Why are Labor doing so much better in WA?
The Western Australian ALP government was the most aggressive at trying to contain COVID in terms of closing state borders and the like and that resulted in things like lockdowns being a lot less prevalent in WA compared to other states and they've been rewarded for that: in the state election last March they got 59.9% of the primary vote and the 2PP was 69.7% ALP and while things have obviously faded since then and McGowan was not on the ballot which made things different there were clearly affects on the wider vote share that helped the ALP in the Federal Election this time. There's also the fact that the Liberals had done well in WA for a very long time and people had been expecting a reversion for a while: so a lot of this was stuff that was expected.
Queensland has seen 2 ‘surprise’ Green gains. For background, Queensland is a major coal mining state and has seen significant controversy over new coal mining developments. The Liberals have sought to exploit the issue, which they did very successfully in 2019 (though it should be noted this was a broader cultural effect as the number of people working in the industry in small and they’re not exactly operating traditional pit villages). In response, Labor and particularly the state Labor government have bent over backwards to swear loyalty to foreign owned open cast coal mining. This has left an opening for the Greens to win over environmentally concerned voters in Brisbane which has no ties to the coal mining industry.

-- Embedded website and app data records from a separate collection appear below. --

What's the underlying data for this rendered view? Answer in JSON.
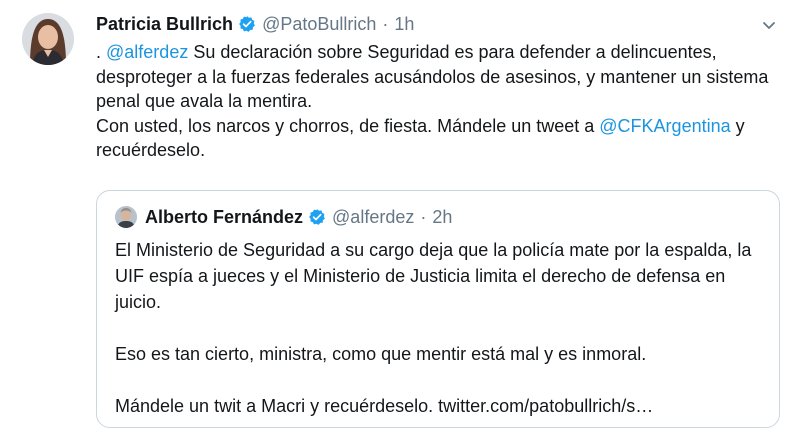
{
  "tweet": {
    "author_name": "Patricia Bullrich",
    "handle": "@PatoBullrich",
    "separator": "·",
    "time": "1h",
    "text_prefix": ". ",
    "mention_1": "@alferdez",
    "text_middle": " Su declaración sobre Seguridad es para defender a delincuentes, desproteger a la fuerzas federales acusándolos de asesinos, y mantener un sistema penal que avala la mentira.",
    "text_line_2": "Con usted, los narcos y chorros, de fiesta. Mándele un tweet a ",
    "mention_2": "@CFKArgentina",
    "text_suffix": " y recuérdeselo."
  },
  "quoted_tweet": {
    "author_name": "Alberto Fernández",
    "handle": "@alferdez",
    "separator": "·",
    "time": "2h",
    "paragraphs": [
      "El Ministerio de Seguridad a su cargo deja que la policía mate por la espalda, la UIF espía a jueces y el Ministerio de Justicia limita el derecho de defensa en juicio.",
      "Eso es tan cierto, ministra, como que mentir está mal y es inmoral.",
      "Mándele un twit a Macri y recuérdeselo. twitter.com/patobullrich/s…"
    ]
  },
  "icons": {
    "verified": "verified-badge-icon",
    "menu": "chevron-down-icon"
  },
  "colors": {
    "link": "#1b95e0",
    "secondary_text": "#657786",
    "verified": "#1da1f2",
    "border": "#ccd6dd"
  }
}
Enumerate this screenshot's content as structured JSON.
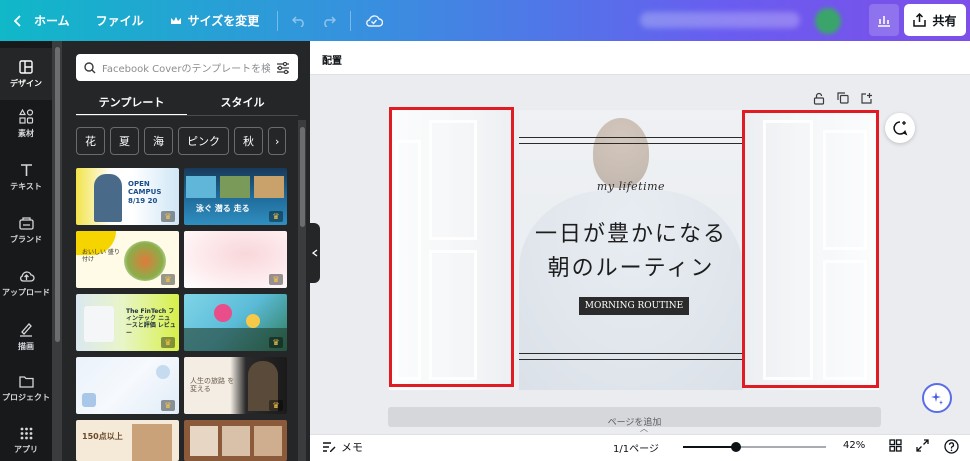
{
  "topbar": {
    "home_label": "ホーム",
    "file_label": "ファイル",
    "resize_label": "サイズを変更",
    "share_label": "共有"
  },
  "rail": {
    "items": [
      {
        "label": "デザイン",
        "icon": "layout-icon"
      },
      {
        "label": "素材",
        "icon": "elements-icon"
      },
      {
        "label": "テキスト",
        "icon": "text-icon"
      },
      {
        "label": "ブランド",
        "icon": "brand-icon"
      },
      {
        "label": "アップロード",
        "icon": "upload-icon"
      },
      {
        "label": "描画",
        "icon": "draw-icon"
      },
      {
        "label": "プロジェクト",
        "icon": "folder-icon"
      },
      {
        "label": "アプリ",
        "icon": "apps-icon"
      }
    ]
  },
  "panel": {
    "search_placeholder": "Facebook Coverのテンプレートを検",
    "tabs": [
      "テンプレート",
      "スタイル"
    ],
    "chips": [
      "花",
      "夏",
      "海",
      "ピンク",
      "秋",
      "›"
    ],
    "thumbs": [
      {
        "text": "OPEN CAMPUS 8/19 20"
      },
      {
        "text": "泳ぐ 潜る 走る"
      },
      {
        "text": "おいしい 盛り付け"
      },
      {
        "text": ""
      },
      {
        "text": "The FinTech フィンテック ニュースと評価 レビュー"
      },
      {
        "text": ""
      },
      {
        "text": ""
      },
      {
        "text": "人生の旅路 を変える"
      },
      {
        "text": "150点以上"
      },
      {
        "text": ""
      }
    ]
  },
  "workspace": {
    "header_title": "配置",
    "add_page_label": "ページを追加"
  },
  "canvas": {
    "script_text": "my lifetime",
    "title_line1": "一日が豊かになる",
    "title_line2": "朝のルーティン",
    "badge_text": "MORNING ROUTINE"
  },
  "bottombar": {
    "notes_label": "メモ",
    "page_label": "1/1ページ",
    "zoom_label": "42%",
    "zoom_value": 0.37
  },
  "colors": {
    "highlight": "#e01b24",
    "accent": "#7d4fe8"
  }
}
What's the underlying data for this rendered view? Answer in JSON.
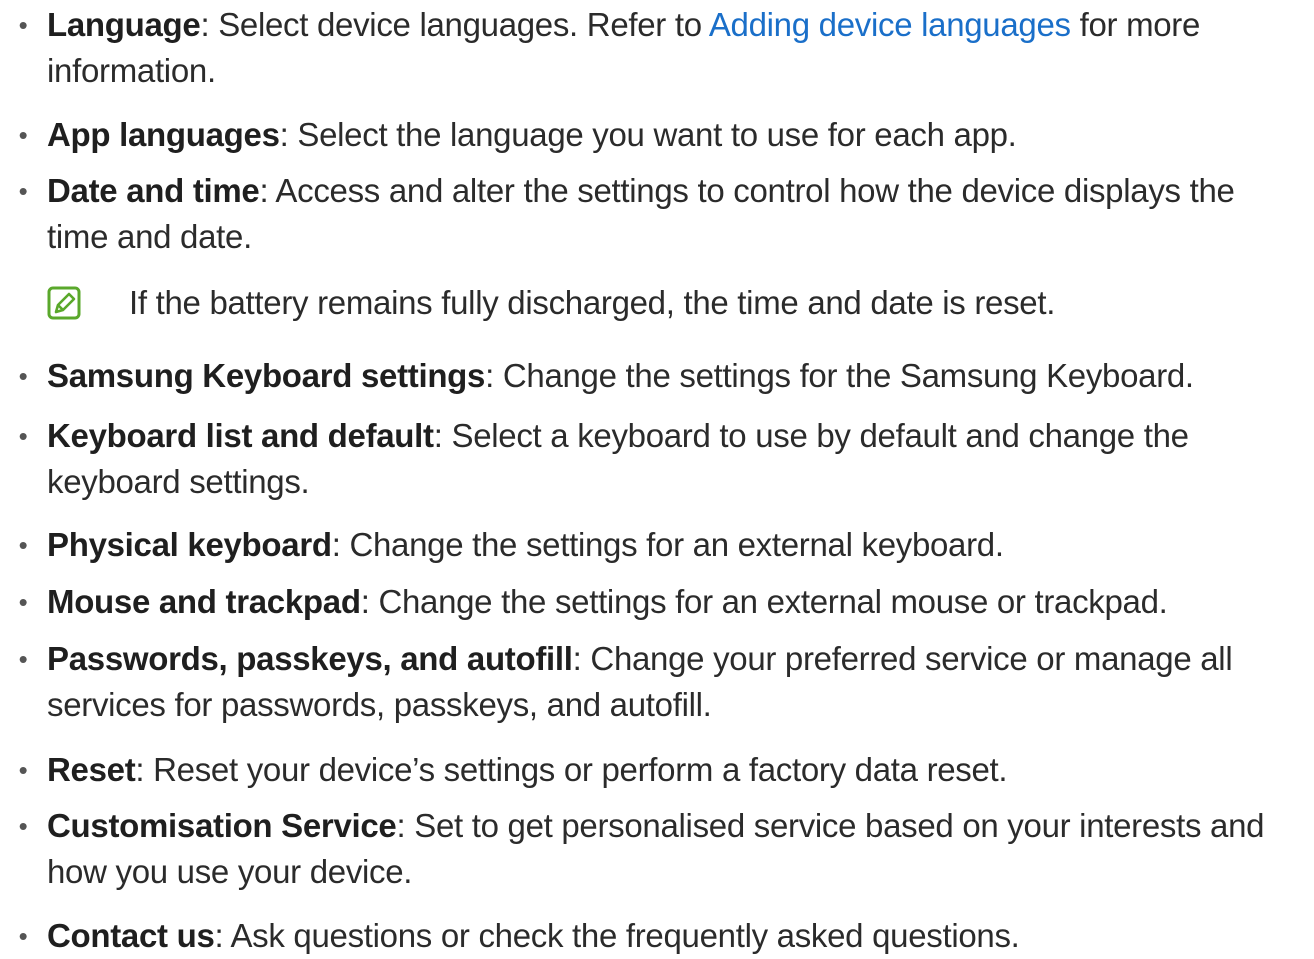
{
  "colors": {
    "text": "#2b2b2b",
    "link": "#1a6fc9",
    "note_icon": "#5aa82b"
  },
  "bullet_glyph": "•",
  "items": [
    {
      "term": "Language",
      "sep": ": ",
      "desc_before_link": "Select device languages. Refer to ",
      "link_text": "Adding device languages",
      "desc_after_link": " for more",
      "line2": "information."
    },
    {
      "term": "App languages",
      "sep": ": ",
      "desc": "Select the language you want to use for each app."
    },
    {
      "term": "Date and time",
      "sep": ": ",
      "desc": "Access and alter the settings to control how the device displays the",
      "line2": "time and date."
    },
    {
      "term": "Samsung Keyboard settings",
      "sep": ": ",
      "desc": "Change the settings for the Samsung Keyboard."
    },
    {
      "term": "Keyboard list and default",
      "sep": ": ",
      "desc": "Select a keyboard to use by default and change the",
      "line2": "keyboard settings."
    },
    {
      "term": "Physical keyboard",
      "sep": ": ",
      "desc": "Change the settings for an external keyboard."
    },
    {
      "term": "Mouse and trackpad",
      "sep": ": ",
      "desc": "Change the settings for an external mouse or trackpad."
    },
    {
      "term": "Passwords, passkeys, and autofill",
      "sep": ": ",
      "desc": "Change your preferred service or manage all",
      "line2": "services for passwords, passkeys, and autofill."
    },
    {
      "term": "Reset",
      "sep": ": ",
      "desc": "Reset your device’s settings or perform a factory data reset."
    },
    {
      "term": "Customisation Service",
      "sep": ": ",
      "desc": "Set to get personalised service based on your interests and",
      "line2": "how you use your device."
    },
    {
      "term": "Contact us",
      "sep": ": ",
      "desc": "Ask questions or check the frequently asked questions."
    }
  ],
  "note": {
    "icon": "note-pencil-icon",
    "text": "If the battery remains fully discharged, the time and date is reset."
  }
}
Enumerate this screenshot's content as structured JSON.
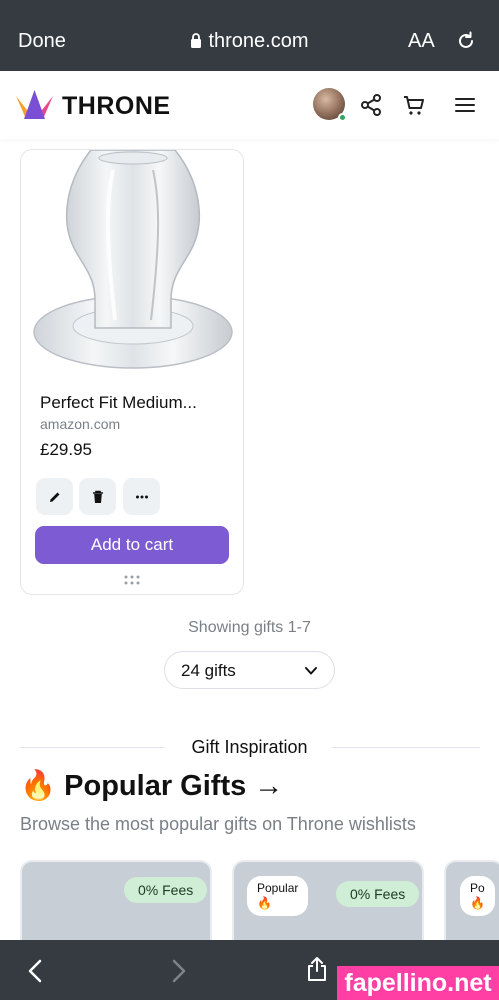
{
  "browser": {
    "done_label": "Done",
    "url": "throne.com",
    "text_size_label": "AA"
  },
  "header": {
    "brand": "THRONE"
  },
  "product": {
    "title": "Perfect Fit Medium...",
    "source": "amazon.com",
    "price": "£29.95",
    "add_to_cart_label": "Add to cart"
  },
  "pagination": {
    "showing": "Showing gifts 1-7",
    "page_size": "24 gifts"
  },
  "inspiration": {
    "section_label": "Gift Inspiration",
    "title": "🔥 Popular Gifts →",
    "subtitle": "Browse the most popular gifts on Throne wishlists",
    "cards": [
      {
        "fees": "0% Fees"
      },
      {
        "popular_line1": "Popular",
        "popular_line2": "🔥",
        "fees": "0% Fees"
      },
      {
        "popular_line1": "Po",
        "popular_line2": "🔥"
      }
    ]
  },
  "watermark": "fapellino.net",
  "colors": {
    "browser_chrome": "#353b40",
    "accent_purple": "#7d5bd3",
    "fees_green": "#cfeed5",
    "online_green": "#2fa85e",
    "watermark_pink": "#ff3fa4"
  },
  "icons": [
    "lock-icon",
    "reload-icon",
    "share-icon",
    "cart-icon",
    "menu-icon",
    "edit-icon",
    "trash-icon",
    "more-icon",
    "drag-handle-icon",
    "chevron-down-icon",
    "back-icon",
    "forward-icon",
    "share-sheet-icon"
  ]
}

And the Great Barrier Reef is rapidly disappearing up it's on backside which is bringing home the effects of climate change...
Sir Nicholas Soames on Leader of the House Jacob Rees Mogg : ‘an absolute fraud, a living example of what a moderately cut double-breasted suit and a decent tie can do with an ultra-posh voice and a bit of ginger stuck up his arse.’
In relation to the Greens' gain of the Griffith division, how often has an incumbent Australian MP finished third on 1st preference votes despite being renominated by their party? I know of no other Australian MPs besides Terri Butler who have suffered this indignity.
Brisbane is fascinating because the Liberals are about 10% ahead on first preferences but it's pretty obvious the winner will be either Labor or the Greens although at the moment no-one has any idea which of those two it will be.
The Liberals are now ahead on preference flows in Ryan, surprisingly, although the Greens remain clearly ahead in Brisbane and their gain of Griffith has basically been affirmed.
That’s because the AEC has started a new preference count between Labor and Green in Ryan. Currently the only votes (under 2000 of them) in the TPP calculation are a bunch of postals, and the Greens remain on track to pick up the seat.